As long as we anticipate failure, life is a lot easier. We are saved from having to try new things. We are saved from worrying about falling. We don’t have to be very creative because when you start getting creative, there is a chance of falling. If we anticipate failure, then we don’t have to take risks.
Marianne Williamson once wrote,
Our deepest fear is not that we are inadequate. Our deepest fear is that we are powerful beyond measure. It is our light, not our darkness that most frightens us. We ask ourselves, who am I to be brilliant, gorgeous, talented and fabulous?Maybe Peter was afraid of falling. Maybe he was afraid of the storm. Maybe he realized that he was doing what he wasn’t supposed to be able to do. But maybe, he was afraid of succeeding. Maybe he was frightened not because he might fall but because he was actually walking on water. And if by God’s power he could walk on water, what else could he do?
Actually, who are you not to be? You are a child of God. Your playing small does not serve the world. There’s nothing enlightened about shrinking so that other people won’t feel insecure around you.
We were born to make manifest the glory of God that is within us. It’s not just in some of us; it’s in everyone. And as we let our own light shine, we unconsciously give other people permission to do the same. As we are liberated from our own fear, our presence automatically liberates others.
Maybe it was a little of both. I expect that all kinds of things would go through a person’s mind when one walks on water. It was heady and thrilling and scary and surreal, all at the same time.
Again, that is a lot like us. Whether it is fear of failure or maybe even fear of success, we can be somewhere between faith and doubt, faith and fear.
Truth be told, for some of us, it is not a question of choosing whether to get up out of the boat. Some of us have been caught in the storm and the boat has tossed and turned and we have been thrown out. It may feel like the boat has capsized, and we are in the water in the midst of the storm.

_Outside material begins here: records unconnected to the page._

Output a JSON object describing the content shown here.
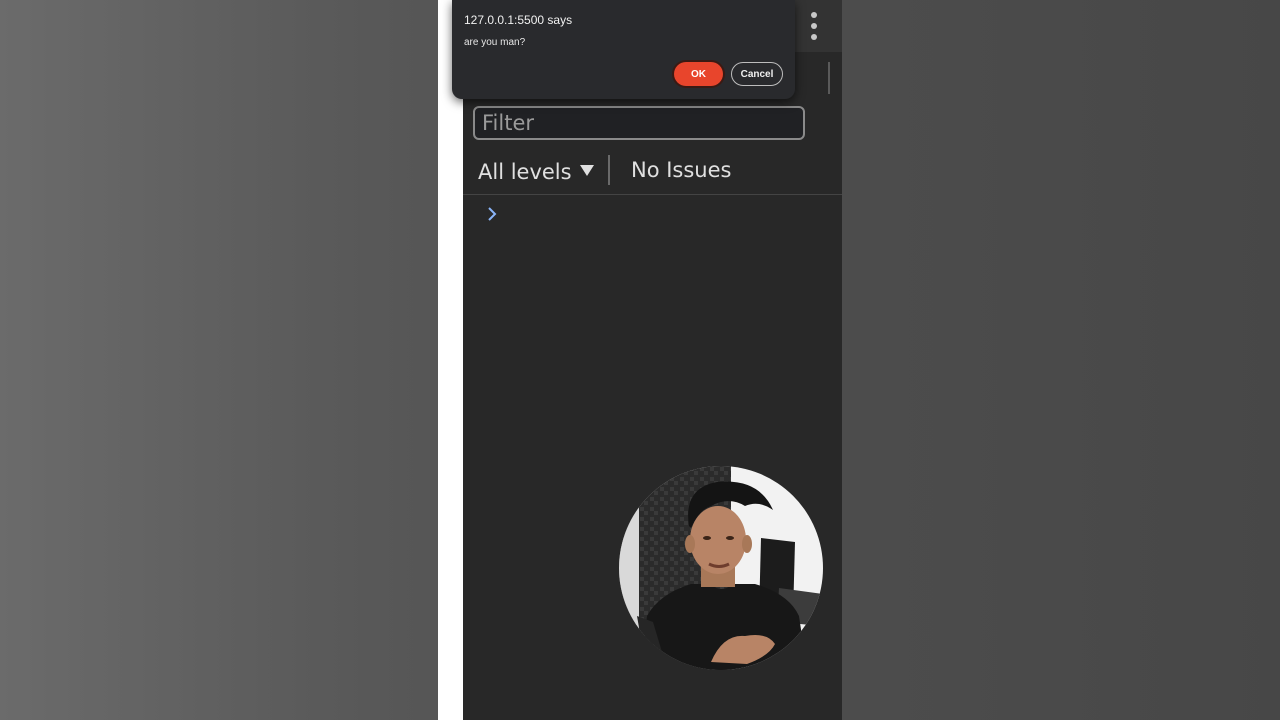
{
  "dialog": {
    "title": "127.0.0.1:5500 says",
    "message": "are you man?",
    "ok_label": "OK",
    "cancel_label": "Cancel"
  },
  "toolbar": {
    "more_icon": "kebab-menu-icon"
  },
  "console": {
    "filter_placeholder": "Filter",
    "levels_label": "All levels",
    "issues_label": "No Issues",
    "prompt_icon": "chevron-right-icon"
  },
  "colors": {
    "ok_button": "#e8452c",
    "panel_background": "#282828",
    "prompt_chevron": "#8ab4f8"
  }
}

The image of walking on water is a great image. But it is important not to get so caught up in the spectacular elements of the story that we miss the deeper meaning.
St. Augustine understood all of this metaphorically, though he did go a bit overboard (pardon the pun again) with the nautical images. He wrote:
The boat carrying the disciples – that is, the church – is rocking and shaking amid the storms and temptations while the adverse wind rages on. That is to say, its enemy strives to keep the wind from calming down. But greater is he who is persistent on our behalf, for amid the vicissitudes of our life he gives us confidence.Our church leaders, board and committee members, met yesterday to talk about both the strengths of our church, the ways God has blessed us, and the challenges we face. Sometimes those challenges can feel like being caught in a storm, like waves battering the ship of the church. Where do we turn in the midst of the storms? As is the case for each one of us, Jesus reaches out and grabs hold of us, and keeps us from sinking, and calms the storms that surround us.
What if Peter didn’t sink? What if he just strolled right across the water and maybe did a little break dancing for an encore? What if James and John and Andrew and Thomas followed? What if all the disciples got out of the boat and walked across the water? It would have been a good story, a great story – but it would not have been our story. Peter is just like us, faithful yet lacking in faith. Someplace between faith and doubt.
But even with our imperfect faith, we can face the storms knowing that Jesus is always there, even – and maybe especially - when we feel we are sinking. Amen.